The onset of streaming video was the beginning of a paradigm shift in home entertainment. Since early 2007, broadcast television and cable TV have been in gradual but undeniable secular decline. Cord-cutting has reached epic proportions, and streaming services have become the de facto replacement for appointment television.

After decades of avoiding technology stocks, legendary Berkshire Hathaway (BRK.A -0.46%) (BRK.B -0.33%) CEO Warren Buffett has done an about-face. In recent years, inspired by his lieutenants Todd Combs and Ted Weschler, the Oracle of Omaha has gradually made a somewhat sizable bet on a company with two hit streaming services, making it a top contender in the streaming wars.

Let's look at why he has invested in Paramount Global (PARA -2.67%) and what he recently had to say about the company.

A closeup of a smiling Warren Buffett.

Image source: The Motley Fool.

A foot in both worlds

The ongoing downturn and tough competition in the streaming industry have weighed on streaming stocks, and Paramount Global has felt the pain, down 84% from its peak. Buffett likes a bargain and went on a buying spree last year, accumulating a stake that amounted to 93.6 million shares worth more than $1.5 billion. 

Buffett is also a big fan of durable competitive advantages. Building a library of content takes years and a massive investment, but Paramount Global's vast and growing catalog of intellectual property provides not only a large moat, but also a source of continuing revenue for years to come.

This makes Paramount Global a company that can straddle the new world of streaming video and the legacy world of broadcast television and movies -- and be equally comfortable in both. The media company represents the best of both worlds, with a library that contains a diversified collection of entertainment staples, which in turn fuels its streaming ambitions.

A strong library that spans television, cable, and the multiplex

Paramount Global owns CBS, which is poised to retain the title as the No. 1 television broadcast network for the 15th successive season, claiming eight of the top 10 shows and 14 of the top 20. This includes the No. 1 drama NCIS, the No. 1 comedy Young Sheldon, and the top three new programs: Fire Country, East New York, and So Help Me Todd

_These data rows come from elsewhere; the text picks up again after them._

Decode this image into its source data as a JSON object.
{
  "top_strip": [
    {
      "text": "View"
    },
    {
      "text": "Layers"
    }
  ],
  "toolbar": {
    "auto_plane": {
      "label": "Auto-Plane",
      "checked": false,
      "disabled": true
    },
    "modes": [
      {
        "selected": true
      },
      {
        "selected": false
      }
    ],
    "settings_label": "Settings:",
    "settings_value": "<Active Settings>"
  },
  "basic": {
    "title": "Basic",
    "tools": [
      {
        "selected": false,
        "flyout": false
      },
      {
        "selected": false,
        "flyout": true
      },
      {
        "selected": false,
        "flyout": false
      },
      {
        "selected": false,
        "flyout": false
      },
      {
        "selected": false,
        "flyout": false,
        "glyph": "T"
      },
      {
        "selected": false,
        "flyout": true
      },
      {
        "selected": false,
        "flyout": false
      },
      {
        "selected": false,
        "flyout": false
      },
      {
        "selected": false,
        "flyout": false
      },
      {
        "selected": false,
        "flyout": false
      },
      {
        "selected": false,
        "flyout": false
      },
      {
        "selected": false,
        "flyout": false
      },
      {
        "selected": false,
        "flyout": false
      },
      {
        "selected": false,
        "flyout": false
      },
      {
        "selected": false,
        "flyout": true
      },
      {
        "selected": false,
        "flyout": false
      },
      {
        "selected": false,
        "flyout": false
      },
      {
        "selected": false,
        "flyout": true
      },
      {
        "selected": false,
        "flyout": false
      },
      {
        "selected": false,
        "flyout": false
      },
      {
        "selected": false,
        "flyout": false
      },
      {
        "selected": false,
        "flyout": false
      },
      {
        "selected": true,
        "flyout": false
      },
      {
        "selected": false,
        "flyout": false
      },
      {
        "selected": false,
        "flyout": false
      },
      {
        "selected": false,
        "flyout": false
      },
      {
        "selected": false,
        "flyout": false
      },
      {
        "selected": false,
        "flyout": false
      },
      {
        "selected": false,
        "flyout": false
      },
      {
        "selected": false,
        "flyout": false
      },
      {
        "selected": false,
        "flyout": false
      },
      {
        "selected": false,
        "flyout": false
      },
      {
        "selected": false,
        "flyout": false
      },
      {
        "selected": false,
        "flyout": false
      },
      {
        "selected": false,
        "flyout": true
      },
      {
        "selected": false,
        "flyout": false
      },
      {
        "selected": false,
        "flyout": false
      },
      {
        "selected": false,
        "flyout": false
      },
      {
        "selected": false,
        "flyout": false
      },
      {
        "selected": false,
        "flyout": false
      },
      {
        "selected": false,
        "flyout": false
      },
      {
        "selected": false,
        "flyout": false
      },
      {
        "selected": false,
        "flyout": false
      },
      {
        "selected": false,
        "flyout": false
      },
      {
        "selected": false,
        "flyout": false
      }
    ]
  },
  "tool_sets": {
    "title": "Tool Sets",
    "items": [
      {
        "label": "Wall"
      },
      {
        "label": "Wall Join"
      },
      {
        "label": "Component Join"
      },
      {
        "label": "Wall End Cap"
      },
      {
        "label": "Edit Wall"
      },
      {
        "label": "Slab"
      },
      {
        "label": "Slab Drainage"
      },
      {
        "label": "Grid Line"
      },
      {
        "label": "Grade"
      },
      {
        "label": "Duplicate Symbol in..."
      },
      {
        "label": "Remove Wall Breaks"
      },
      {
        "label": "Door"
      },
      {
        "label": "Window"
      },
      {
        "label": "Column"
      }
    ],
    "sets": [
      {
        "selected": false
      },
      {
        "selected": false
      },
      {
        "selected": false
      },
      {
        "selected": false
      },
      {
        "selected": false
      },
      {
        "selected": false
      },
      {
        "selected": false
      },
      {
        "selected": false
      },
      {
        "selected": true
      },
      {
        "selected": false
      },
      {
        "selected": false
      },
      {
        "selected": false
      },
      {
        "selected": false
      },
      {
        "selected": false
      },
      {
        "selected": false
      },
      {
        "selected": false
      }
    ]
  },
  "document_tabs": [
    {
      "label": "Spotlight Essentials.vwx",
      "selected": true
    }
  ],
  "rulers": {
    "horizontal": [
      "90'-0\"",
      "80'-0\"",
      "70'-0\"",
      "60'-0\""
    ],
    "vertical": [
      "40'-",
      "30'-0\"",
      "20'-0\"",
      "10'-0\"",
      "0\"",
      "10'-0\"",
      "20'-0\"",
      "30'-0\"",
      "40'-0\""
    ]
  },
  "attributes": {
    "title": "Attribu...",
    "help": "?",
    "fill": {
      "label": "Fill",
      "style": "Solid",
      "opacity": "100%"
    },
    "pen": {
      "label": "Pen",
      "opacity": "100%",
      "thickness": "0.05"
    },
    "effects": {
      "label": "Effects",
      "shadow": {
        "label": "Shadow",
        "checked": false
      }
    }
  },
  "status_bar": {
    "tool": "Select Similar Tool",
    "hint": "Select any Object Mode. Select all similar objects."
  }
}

It also owns several industry-leading cable networks including Nickelodeon, MTV, Comedy Central, and BET. In fact, across its networks, Paramount Global claimed the top four adult cable series in the coveted 18-to-34 age demographic. It also had the top three -- and seven of the top 10 -- kids' cable series, including the No. 1 new show Rubble & Crew

Another important content engine is Paramount Pictures. The movie studio continues to crank out hits including Scream VI and Dungeons & Dragons: Honor Among Thieves, both of which debuted at No. 1 at the box office. Last year, Top Gun: Maverick was the second-highest earner, generating nearly $1.5 billion in global ticket sales, making it the 12th-highest-grossing movie worldwide and the fifth-best-performing domestic movie in history. 

Two top-rated streaming services

Because of the company's wealth of content, Paramount Global has a bounty of resources to fuel not just one, but two top-tier streaming services: its flagship subscription video-on-demand offering, Paramount+; and its ad-supported streaming service Pluto -- each of which has impressive credentials.

In just over two years, since its debut in early 2021, Paramount+ has grown at an impressive clip, topping 60 million subscribers in the first quarter, which helped drive up revenue for the platform by 65%. And Pluto, the No. 1 free ad-supported streaming television (FAST) service in the world, grew to 80 million monthly active users, pushing revenue up 60% year over year.

Furthermore, management said that in aggregate, global viewing across Paramount+ and Pluto increased 50% year over year, a signal of strong and improving engagement.

The news isn't all good

It's well documented that when economic challenges abound, businesses cut back on spending to preserve precious resources. And because of the ease in dialing up or cutting back on advertising, marketing budgets are the first to face cuts during a downturn.

This helps explain the dismal results in the first quarter, as Paramount Global's overall revenue of $7.3 billion declined 1% year over year, while its adjusted earnings per share (EPS) of $0.09 slumped 85%. Management blamed the cyclical ad softness combined with peak content spending for the decline. Perhaps most distressing for investors, Paramount Global announced that it was slashing its dividend by 79%.

What's Buffett's take

During Berkshire Hathaway's annual shareholder meeting, in response to a question, Buffett addressed the dividend cut head-on. "It's not good news when any company cuts its dividend dramatically," he responded to a shareholder. 

He went on to address the streaming wars, saying it was a fight for "eyeballs," suggesting there would eventually be consolidation in the space. "You need fewer companies or you need higher prices, or it doesn't work," he said.

Buffett knew all this when he was accumulating Paramount Global shares over the past year. Despite the challenges, Berkshire remains Paramount Global's largest stakeholder, with about 15% of the outstanding Class B shares of common stock.